Activity:
Would you print all of the records below exactly, without skipping any?

(Material supplied)

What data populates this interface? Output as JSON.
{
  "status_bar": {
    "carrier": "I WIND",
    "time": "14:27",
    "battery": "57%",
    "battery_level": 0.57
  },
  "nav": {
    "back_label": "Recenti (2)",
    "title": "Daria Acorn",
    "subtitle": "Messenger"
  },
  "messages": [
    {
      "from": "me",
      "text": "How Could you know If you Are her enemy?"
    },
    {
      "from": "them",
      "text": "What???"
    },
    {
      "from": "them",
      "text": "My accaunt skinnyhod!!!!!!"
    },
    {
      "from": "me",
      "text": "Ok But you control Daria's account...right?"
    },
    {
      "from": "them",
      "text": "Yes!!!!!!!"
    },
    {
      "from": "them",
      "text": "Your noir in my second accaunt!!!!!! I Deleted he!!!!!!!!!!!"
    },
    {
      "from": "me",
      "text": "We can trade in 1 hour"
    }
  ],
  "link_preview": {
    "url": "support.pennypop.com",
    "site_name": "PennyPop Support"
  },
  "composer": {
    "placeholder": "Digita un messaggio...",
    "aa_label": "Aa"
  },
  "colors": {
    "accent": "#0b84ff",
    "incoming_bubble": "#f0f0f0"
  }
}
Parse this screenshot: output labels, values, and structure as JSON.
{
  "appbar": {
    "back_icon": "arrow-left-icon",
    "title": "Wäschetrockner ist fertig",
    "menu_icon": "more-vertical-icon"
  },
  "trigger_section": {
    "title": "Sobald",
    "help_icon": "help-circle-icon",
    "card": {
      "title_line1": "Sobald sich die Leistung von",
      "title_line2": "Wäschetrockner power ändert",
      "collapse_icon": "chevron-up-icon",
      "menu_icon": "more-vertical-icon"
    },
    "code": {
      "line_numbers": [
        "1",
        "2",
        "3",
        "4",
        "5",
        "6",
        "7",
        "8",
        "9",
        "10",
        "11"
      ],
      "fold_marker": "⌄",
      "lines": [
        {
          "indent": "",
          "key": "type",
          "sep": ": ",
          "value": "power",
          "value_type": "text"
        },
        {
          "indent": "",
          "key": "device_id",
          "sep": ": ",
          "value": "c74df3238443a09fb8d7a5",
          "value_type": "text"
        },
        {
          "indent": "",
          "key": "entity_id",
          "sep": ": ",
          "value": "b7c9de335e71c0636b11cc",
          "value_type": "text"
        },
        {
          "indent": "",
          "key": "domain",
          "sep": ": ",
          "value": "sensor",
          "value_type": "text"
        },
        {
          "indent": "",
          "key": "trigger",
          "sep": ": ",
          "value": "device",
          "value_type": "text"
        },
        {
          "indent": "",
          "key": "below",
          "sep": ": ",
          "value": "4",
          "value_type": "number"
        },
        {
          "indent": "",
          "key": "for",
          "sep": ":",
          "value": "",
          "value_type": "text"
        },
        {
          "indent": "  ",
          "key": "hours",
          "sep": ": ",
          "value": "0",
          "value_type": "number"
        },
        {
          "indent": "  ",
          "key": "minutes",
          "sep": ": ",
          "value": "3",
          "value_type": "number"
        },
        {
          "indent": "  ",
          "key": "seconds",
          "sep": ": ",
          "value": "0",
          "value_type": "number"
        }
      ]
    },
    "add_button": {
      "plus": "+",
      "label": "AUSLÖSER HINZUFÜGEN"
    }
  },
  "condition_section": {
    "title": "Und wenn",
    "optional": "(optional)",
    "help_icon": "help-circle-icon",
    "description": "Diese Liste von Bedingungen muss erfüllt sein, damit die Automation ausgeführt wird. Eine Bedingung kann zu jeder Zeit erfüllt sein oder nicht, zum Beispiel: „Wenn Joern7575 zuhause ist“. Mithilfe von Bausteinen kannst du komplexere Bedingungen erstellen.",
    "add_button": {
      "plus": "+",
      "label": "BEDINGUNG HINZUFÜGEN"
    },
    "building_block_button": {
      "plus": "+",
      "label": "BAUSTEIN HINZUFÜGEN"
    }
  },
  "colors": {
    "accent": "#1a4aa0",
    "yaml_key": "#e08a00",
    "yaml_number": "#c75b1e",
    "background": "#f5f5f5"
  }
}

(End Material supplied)

Written response:
What data populates this interface? Output as JSON.
{
  "status_bar": {
    "carrier": "I WIND",
    "time": "14:27",
    "battery": "57%",
    "battery_level": 0.57
  },
  "nav": {
    "back_label": "Recenti (2)",
    "title": "Daria Acorn",
    "subtitle": "Messenger"
  },
  "messages": [
    {
      "from": "me",
      "text": "How Could you know If you Are her enemy?"
    },
    {
      "from": "them",
      "text": "What???"
    },
    {
      "from": "them",
      "text": "My accaunt skinnyhod!!!!!!"
    },
    {
      "from": "me",
      "text": "Ok But you control Daria's account...right?"
    },
    {
      "from": "them",
      "text": "Yes!!!!!!!"
    },
    {
      "from": "them",
      "text": "Your noir in my second accaunt!!!!!! I Deleted he!!!!!!!!!!!"
    },
    {
      "from": "me",
      "text": "We can trade in 1 hour"
    }
  ],
  "link_preview": {
    "url": "support.pennypop.com",
    "site_name": "PennyPop Support"
  },
  "composer": {
    "placeholder": "Digita un messaggio...",
    "aa_label": "Aa"
  },
  "colors": {
    "accent": "#0b84ff",
    "incoming_bubble": "#f0f0f0"
  }
}
Parse this screenshot: output labels, values, and structure as JSON.
{
  "appbar": {
    "back_icon": "arrow-left-icon",
    "title": "Wäschetrockner ist fertig",
    "menu_icon": "more-vertical-icon"
  },
  "trigger_section": {
    "title": "Sobald",
    "help_icon": "help-circle-icon",
    "card": {
      "title_line1": "Sobald sich die Leistung von",
      "title_line2": "Wäschetrockner power ändert",
      "collapse_icon": "chevron-up-icon",
      "menu_icon": "more-vertical-icon"
    },
    "code": {
      "line_numbers": [
        "1",
        "2",
        "3",
        "4",
        "5",
        "6",
        "7",
        "8",
        "9",
        "10",
        "11"
      ],
      "fold_marker": "⌄",
      "lines": [
        {
          "indent": "",
          "key": "type",
          "sep": ": ",
          "value": "power",
          "value_type": "text"
        },
        {
          "indent": "",
          "key": "device_id",
          "sep": ": ",
          "value": "c74df3238443a09fb8d7a5",
          "value_type": "text"
        },
        {
          "indent": "",
          "key": "entity_id",
          "sep": ": ",
          "value": "b7c9de335e71c0636b11cc",
          "value_type": "text"
        },
        {
          "indent": "",
          "key": "domain",
          "sep": ": ",
          "value": "sensor",
          "value_type": "text"
        },
        {
          "indent": "",
          "key": "trigger",
          "sep": ": ",
          "value": "device",
          "value_type": "text"
        },
        {
          "indent": "",
          "key": "below",
          "sep": ": ",
          "value": "4",
          "value_type": "number"
        },
        {
          "indent": "",
          "key": "for",
          "sep": ":",
          "value": "",
          "value_type": "text"
        },
        {
          "indent": "  ",
          "key": "hours",
          "sep": ": ",
          "value": "0",
          "value_type": "number"
        },
        {
          "indent": "  ",
          "key": "minutes",
          "sep": ": ",
          "value": "3",
          "value_type": "number"
        },
        {
          "indent": "  ",
          "key": "seconds",
          "sep": ": ",
          "value": "0",
          "value_type": "number"
        }
      ]
    },
    "add_button": {
      "plus": "+",
      "label": "AUSLÖSER HINZUFÜGEN"
    }
  },
  "condition_section": {
    "title": "Und wenn",
    "optional": "(optional)",
    "help_icon": "help-circle-icon",
    "description": "Diese Liste von Bedingungen muss erfüllt sein, damit die Automation ausgeführt wird. Eine Bedingung kann zu jeder Zeit erfüllt sein oder nicht, zum Beispiel: „Wenn Joern7575 zuhause ist“. Mithilfe von Bausteinen kannst du komplexere Bedingungen erstellen.",
    "add_button": {
      "plus": "+",
      "label": "BEDINGUNG HINZUFÜGEN"
    },
    "building_block_button": {
      "plus": "+",
      "label": "BAUSTEIN HINZUFÜGEN"
    }
  },
  "colors": {
    "accent": "#1a4aa0",
    "yaml_key": "#e08a00",
    "yaml_number": "#c75b1e",
    "background": "#f5f5f5"
  }
}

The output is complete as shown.